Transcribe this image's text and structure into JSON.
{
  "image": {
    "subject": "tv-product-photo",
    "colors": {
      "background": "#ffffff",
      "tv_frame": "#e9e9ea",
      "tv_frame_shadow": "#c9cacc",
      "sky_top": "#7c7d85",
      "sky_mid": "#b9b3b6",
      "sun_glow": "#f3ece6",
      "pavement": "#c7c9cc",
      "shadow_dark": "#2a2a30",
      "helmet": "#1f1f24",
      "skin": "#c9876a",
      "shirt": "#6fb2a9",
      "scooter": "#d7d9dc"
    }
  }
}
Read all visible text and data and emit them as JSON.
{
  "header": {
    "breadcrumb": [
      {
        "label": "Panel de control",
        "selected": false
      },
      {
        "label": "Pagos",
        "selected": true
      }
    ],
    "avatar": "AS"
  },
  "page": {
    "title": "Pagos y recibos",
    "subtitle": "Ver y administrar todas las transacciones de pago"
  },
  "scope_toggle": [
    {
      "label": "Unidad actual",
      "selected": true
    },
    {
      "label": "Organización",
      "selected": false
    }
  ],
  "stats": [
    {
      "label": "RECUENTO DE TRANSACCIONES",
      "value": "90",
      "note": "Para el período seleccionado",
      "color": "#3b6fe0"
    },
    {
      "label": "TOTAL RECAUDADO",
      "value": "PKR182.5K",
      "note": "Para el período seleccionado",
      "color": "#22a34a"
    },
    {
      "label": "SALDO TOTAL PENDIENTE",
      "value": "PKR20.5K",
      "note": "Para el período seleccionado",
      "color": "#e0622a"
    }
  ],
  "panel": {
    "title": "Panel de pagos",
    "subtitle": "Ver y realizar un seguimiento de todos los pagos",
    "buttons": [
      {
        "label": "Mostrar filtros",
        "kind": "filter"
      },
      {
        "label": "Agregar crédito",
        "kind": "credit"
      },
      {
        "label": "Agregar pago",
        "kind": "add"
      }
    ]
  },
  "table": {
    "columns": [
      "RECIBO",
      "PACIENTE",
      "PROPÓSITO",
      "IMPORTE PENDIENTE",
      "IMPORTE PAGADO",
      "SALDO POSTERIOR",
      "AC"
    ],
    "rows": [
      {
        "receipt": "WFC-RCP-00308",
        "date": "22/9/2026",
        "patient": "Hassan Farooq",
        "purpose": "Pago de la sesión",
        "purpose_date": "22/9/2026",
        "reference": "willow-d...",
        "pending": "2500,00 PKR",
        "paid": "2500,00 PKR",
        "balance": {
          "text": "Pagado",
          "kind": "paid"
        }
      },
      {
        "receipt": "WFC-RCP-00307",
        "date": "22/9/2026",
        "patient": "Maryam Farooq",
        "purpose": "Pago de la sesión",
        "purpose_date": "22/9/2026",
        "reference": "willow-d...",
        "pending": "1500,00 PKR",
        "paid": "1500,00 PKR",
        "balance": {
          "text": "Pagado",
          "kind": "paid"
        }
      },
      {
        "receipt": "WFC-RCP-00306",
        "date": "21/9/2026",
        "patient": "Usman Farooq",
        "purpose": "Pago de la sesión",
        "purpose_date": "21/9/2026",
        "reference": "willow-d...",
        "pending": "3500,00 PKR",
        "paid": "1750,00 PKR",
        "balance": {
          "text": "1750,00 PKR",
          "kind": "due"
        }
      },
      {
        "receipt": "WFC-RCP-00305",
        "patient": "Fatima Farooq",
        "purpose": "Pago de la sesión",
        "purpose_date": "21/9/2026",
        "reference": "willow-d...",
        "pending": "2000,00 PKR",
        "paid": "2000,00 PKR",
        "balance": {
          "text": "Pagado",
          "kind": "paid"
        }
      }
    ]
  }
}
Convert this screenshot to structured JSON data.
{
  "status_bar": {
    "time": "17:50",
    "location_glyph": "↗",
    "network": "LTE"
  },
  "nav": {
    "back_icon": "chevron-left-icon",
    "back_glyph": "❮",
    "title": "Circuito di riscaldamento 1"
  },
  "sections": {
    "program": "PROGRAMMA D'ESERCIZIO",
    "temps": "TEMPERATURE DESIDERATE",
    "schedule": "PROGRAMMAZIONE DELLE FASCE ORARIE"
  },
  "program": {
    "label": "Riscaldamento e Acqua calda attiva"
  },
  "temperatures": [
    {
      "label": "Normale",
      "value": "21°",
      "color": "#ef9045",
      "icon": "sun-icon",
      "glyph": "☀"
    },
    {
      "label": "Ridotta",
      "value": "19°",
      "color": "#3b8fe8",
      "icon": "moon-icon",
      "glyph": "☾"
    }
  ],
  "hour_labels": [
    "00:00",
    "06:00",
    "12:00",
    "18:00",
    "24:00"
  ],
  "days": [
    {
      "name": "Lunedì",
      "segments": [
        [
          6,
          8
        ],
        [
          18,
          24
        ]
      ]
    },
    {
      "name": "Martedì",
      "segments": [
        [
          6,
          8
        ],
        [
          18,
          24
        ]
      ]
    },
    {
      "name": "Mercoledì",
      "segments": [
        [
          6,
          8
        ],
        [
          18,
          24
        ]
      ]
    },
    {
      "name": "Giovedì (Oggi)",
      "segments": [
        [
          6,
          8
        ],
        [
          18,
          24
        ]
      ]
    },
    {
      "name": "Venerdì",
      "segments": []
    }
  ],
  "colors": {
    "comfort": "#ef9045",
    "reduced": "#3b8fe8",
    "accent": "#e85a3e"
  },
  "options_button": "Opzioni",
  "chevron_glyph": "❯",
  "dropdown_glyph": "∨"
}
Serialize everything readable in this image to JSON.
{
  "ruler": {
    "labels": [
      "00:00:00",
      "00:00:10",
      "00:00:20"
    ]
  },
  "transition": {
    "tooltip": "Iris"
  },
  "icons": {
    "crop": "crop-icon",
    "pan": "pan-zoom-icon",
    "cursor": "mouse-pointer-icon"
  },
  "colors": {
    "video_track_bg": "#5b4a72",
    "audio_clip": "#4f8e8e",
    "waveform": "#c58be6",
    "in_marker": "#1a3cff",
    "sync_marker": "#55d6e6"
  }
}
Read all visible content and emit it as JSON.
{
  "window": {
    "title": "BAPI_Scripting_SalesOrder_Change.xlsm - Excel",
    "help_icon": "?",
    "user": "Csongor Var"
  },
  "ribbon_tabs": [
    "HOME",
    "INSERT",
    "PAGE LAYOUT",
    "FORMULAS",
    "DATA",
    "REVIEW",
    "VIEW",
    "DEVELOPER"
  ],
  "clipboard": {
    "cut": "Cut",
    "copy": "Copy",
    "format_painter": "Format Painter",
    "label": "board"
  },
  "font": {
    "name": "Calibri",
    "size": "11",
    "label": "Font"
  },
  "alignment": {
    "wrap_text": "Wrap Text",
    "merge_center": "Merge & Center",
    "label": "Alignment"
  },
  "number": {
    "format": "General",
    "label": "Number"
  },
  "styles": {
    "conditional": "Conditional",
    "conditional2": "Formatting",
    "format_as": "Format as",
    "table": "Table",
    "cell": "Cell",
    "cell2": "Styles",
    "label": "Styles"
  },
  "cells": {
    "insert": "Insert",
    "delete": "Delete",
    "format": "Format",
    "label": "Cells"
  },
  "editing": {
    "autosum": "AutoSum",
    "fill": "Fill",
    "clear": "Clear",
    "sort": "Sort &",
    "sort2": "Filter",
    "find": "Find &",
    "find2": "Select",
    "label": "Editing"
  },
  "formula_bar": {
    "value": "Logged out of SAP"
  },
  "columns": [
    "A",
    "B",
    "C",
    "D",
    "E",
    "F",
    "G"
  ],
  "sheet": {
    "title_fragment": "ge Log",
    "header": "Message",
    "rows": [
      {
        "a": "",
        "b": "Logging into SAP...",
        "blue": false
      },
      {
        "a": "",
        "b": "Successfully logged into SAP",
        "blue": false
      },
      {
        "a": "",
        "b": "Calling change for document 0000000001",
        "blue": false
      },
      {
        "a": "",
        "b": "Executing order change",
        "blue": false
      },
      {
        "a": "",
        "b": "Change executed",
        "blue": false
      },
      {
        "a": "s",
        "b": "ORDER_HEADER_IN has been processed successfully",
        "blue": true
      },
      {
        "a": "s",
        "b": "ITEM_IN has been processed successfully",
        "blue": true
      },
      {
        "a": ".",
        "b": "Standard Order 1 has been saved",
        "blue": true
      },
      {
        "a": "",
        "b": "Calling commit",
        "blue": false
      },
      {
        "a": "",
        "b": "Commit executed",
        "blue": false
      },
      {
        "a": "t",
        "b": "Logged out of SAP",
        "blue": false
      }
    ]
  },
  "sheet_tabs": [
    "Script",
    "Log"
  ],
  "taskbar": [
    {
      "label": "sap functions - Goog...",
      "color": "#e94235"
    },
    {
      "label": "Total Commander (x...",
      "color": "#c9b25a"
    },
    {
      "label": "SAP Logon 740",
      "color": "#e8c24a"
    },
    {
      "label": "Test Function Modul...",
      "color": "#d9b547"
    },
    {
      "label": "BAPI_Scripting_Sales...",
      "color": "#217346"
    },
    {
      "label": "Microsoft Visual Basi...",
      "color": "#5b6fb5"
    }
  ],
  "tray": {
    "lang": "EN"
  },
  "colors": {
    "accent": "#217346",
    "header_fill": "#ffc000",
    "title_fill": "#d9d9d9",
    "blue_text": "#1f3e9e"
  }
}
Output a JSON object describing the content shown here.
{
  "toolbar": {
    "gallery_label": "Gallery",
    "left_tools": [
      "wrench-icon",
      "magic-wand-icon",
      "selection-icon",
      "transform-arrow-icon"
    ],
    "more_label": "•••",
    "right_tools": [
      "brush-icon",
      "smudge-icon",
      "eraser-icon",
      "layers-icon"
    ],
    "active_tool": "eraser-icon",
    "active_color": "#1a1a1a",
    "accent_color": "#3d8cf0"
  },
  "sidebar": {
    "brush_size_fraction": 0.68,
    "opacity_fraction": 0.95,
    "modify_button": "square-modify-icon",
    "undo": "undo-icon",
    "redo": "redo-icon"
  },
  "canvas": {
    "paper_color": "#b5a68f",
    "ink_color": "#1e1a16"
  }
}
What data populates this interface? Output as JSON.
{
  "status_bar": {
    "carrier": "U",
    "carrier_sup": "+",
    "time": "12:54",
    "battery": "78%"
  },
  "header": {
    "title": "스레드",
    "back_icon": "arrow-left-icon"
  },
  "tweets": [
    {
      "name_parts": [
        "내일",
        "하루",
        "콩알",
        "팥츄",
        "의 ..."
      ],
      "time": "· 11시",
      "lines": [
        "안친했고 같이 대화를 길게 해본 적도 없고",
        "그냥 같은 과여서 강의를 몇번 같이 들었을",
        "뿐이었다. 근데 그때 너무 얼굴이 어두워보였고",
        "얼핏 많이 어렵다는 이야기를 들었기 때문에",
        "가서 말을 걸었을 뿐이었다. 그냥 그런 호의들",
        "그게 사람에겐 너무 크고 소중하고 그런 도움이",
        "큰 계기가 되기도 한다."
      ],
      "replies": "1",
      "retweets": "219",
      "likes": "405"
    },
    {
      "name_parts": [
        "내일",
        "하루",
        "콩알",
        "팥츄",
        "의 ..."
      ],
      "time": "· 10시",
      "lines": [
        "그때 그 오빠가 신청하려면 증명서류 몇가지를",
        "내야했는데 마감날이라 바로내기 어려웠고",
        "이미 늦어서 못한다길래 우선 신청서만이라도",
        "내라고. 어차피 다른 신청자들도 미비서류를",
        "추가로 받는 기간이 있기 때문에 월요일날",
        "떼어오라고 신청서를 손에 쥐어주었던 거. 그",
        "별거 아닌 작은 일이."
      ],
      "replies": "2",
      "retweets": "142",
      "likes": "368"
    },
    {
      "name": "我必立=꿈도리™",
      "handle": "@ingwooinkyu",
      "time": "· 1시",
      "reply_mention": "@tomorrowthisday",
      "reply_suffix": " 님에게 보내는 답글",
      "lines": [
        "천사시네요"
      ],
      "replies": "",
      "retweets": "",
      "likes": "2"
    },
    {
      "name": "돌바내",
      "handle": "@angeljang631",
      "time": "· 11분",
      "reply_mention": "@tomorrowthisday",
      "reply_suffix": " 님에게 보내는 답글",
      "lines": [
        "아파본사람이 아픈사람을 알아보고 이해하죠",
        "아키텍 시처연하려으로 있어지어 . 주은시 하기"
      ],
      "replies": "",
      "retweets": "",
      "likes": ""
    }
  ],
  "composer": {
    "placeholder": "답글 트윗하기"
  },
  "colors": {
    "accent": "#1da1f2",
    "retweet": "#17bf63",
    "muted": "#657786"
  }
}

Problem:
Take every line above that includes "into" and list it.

Exercise output:
Transcribe this image's text and structure into JSON.
        "b": "Logging into SAP...",
        "b": "Successfully logged into SAP",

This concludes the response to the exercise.